- **Work task**: What you produce should be every line from the data that includes "false".
- - - - - - -
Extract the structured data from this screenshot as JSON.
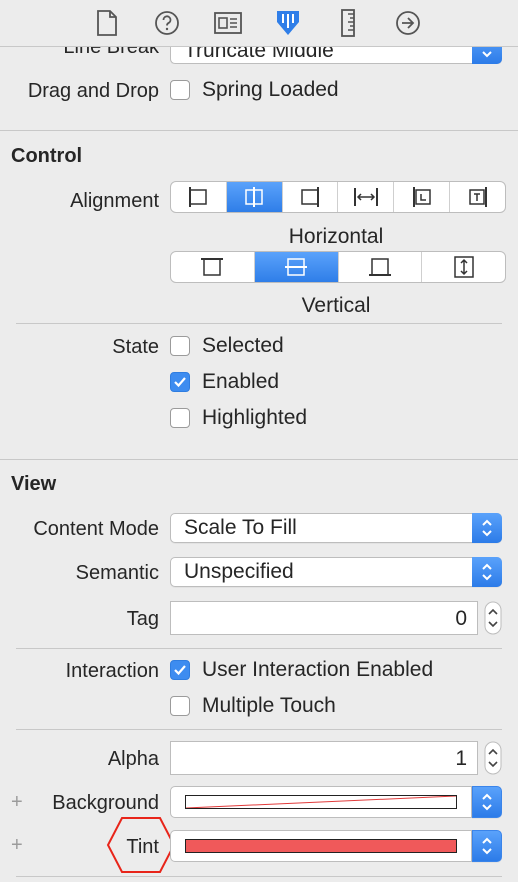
{
  "toolbar": {
    "icons": [
      "file-icon",
      "help-icon",
      "identity-icon",
      "attributes-icon",
      "ruler-icon",
      "connections-icon"
    ],
    "active_icon": "attributes-icon",
    "accent": "#3d8cf0"
  },
  "top": {
    "line_break_label": "Line Break",
    "line_break_value": "Truncate Middle",
    "drag_drop_label": "Drag and Drop",
    "spring_loaded_label": "Spring Loaded",
    "spring_loaded_checked": false
  },
  "control": {
    "title": "Control",
    "alignment_label": "Alignment",
    "horizontal_caption": "Horizontal",
    "vertical_caption": "Vertical",
    "horizontal_selected_index": 1,
    "vertical_selected_index": 1,
    "state_label": "State",
    "states": [
      {
        "label": "Selected",
        "checked": false
      },
      {
        "label": "Enabled",
        "checked": true
      },
      {
        "label": "Highlighted",
        "checked": false
      }
    ]
  },
  "view": {
    "title": "View",
    "content_mode_label": "Content Mode",
    "content_mode_value": "Scale To Fill",
    "semantic_label": "Semantic",
    "semantic_value": "Unspecified",
    "tag_label": "Tag",
    "tag_value": "0",
    "interaction_label": "Interaction",
    "user_interaction_label": "User Interaction Enabled",
    "user_interaction_checked": true,
    "multiple_touch_label": "Multiple Touch",
    "multiple_touch_checked": false,
    "alpha_label": "Alpha",
    "alpha_value": "1",
    "plus_glyph": "+",
    "background_label": "Background",
    "background_color": "default (no color)",
    "tint_label": "Tint",
    "tint_color": "#f0595a",
    "tint_highlight_color": "#e8251a"
  }
}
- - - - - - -
- **Output**:
    "spring_loaded_checked": false
        "checked": false
        "checked": false
    "multiple_touch_checked": false,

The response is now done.